What is being asked
In the records that follow, count the lines where the string "highlight" appears, and give the count with nothing added.
(Input begins)
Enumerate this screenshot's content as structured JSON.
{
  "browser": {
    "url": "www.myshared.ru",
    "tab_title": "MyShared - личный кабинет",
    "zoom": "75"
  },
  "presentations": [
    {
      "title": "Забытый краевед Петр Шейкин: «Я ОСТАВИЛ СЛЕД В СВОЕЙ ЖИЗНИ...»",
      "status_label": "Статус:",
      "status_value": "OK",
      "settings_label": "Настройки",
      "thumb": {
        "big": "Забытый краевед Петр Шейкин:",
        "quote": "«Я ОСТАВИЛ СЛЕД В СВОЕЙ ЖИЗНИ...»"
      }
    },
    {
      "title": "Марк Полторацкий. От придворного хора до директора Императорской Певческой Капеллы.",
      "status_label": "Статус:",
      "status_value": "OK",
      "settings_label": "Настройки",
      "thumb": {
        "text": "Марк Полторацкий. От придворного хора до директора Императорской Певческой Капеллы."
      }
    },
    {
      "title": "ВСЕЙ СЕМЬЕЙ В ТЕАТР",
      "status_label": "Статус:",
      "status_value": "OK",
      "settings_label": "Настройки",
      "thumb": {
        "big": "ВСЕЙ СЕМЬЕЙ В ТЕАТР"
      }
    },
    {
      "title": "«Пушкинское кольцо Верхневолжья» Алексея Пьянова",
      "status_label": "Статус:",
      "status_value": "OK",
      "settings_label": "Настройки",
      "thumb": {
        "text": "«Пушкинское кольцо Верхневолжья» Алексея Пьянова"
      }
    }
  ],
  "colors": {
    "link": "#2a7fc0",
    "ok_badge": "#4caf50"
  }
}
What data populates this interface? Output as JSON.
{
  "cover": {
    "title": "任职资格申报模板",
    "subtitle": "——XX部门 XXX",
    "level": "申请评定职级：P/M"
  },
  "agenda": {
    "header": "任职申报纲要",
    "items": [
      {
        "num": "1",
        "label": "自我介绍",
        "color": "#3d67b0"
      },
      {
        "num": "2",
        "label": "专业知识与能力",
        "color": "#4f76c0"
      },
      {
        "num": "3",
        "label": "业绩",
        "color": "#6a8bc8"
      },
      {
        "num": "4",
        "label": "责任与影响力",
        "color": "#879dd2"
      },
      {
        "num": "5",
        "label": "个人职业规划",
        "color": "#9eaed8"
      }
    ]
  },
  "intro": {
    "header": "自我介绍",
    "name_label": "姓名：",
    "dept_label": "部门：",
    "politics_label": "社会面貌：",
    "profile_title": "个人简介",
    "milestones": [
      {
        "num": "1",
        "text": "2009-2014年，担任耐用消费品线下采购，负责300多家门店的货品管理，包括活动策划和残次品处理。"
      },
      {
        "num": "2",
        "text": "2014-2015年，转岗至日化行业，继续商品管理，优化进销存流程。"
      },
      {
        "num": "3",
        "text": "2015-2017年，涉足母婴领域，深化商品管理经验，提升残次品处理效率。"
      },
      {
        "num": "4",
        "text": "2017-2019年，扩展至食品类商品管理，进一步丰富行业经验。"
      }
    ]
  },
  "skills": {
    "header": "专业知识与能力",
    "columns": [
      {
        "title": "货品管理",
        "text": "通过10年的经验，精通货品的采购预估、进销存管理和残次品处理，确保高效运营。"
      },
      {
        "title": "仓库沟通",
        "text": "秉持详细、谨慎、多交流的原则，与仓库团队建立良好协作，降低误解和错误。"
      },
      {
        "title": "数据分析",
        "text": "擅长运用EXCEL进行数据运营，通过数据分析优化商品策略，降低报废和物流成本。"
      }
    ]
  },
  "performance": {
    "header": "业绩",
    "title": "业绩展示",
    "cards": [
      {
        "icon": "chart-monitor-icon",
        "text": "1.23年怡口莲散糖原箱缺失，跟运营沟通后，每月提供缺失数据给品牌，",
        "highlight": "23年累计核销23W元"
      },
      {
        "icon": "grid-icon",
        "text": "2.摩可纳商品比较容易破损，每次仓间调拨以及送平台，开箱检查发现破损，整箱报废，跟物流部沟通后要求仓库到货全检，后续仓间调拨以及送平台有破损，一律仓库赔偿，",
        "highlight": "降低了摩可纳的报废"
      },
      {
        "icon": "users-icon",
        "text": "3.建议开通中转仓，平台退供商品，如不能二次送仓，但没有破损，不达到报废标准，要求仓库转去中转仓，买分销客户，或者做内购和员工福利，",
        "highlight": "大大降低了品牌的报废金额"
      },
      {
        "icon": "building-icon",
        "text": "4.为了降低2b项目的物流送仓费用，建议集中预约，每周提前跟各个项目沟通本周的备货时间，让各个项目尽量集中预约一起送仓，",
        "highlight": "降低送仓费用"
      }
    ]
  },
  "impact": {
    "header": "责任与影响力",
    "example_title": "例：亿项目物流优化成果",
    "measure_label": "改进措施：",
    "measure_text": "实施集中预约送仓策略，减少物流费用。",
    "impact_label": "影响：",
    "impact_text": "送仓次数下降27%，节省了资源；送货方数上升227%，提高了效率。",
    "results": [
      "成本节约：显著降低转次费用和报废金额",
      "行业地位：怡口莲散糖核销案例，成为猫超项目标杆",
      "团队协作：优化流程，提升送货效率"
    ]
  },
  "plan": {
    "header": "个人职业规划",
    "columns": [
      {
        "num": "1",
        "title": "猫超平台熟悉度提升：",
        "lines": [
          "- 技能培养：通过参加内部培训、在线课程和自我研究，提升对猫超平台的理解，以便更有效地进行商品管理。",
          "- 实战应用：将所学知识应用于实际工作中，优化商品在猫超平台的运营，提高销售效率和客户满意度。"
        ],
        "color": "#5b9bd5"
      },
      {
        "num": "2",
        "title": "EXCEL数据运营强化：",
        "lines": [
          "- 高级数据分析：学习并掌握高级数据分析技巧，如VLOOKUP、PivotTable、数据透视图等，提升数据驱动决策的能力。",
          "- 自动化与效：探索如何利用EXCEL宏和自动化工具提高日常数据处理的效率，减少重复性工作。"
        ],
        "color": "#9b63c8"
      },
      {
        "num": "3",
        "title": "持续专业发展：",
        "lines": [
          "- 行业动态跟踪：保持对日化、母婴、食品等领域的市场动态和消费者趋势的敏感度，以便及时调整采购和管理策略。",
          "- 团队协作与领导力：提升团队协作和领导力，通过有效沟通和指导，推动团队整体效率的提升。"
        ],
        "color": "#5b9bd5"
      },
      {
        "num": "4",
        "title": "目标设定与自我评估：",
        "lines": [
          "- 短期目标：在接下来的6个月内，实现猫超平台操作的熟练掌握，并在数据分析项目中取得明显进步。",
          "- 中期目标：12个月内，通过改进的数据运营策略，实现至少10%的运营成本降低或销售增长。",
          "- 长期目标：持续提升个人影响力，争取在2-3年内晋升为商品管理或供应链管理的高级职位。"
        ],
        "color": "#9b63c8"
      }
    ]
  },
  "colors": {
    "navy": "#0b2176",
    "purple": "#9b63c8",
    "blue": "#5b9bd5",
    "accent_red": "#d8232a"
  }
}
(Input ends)
Response below
4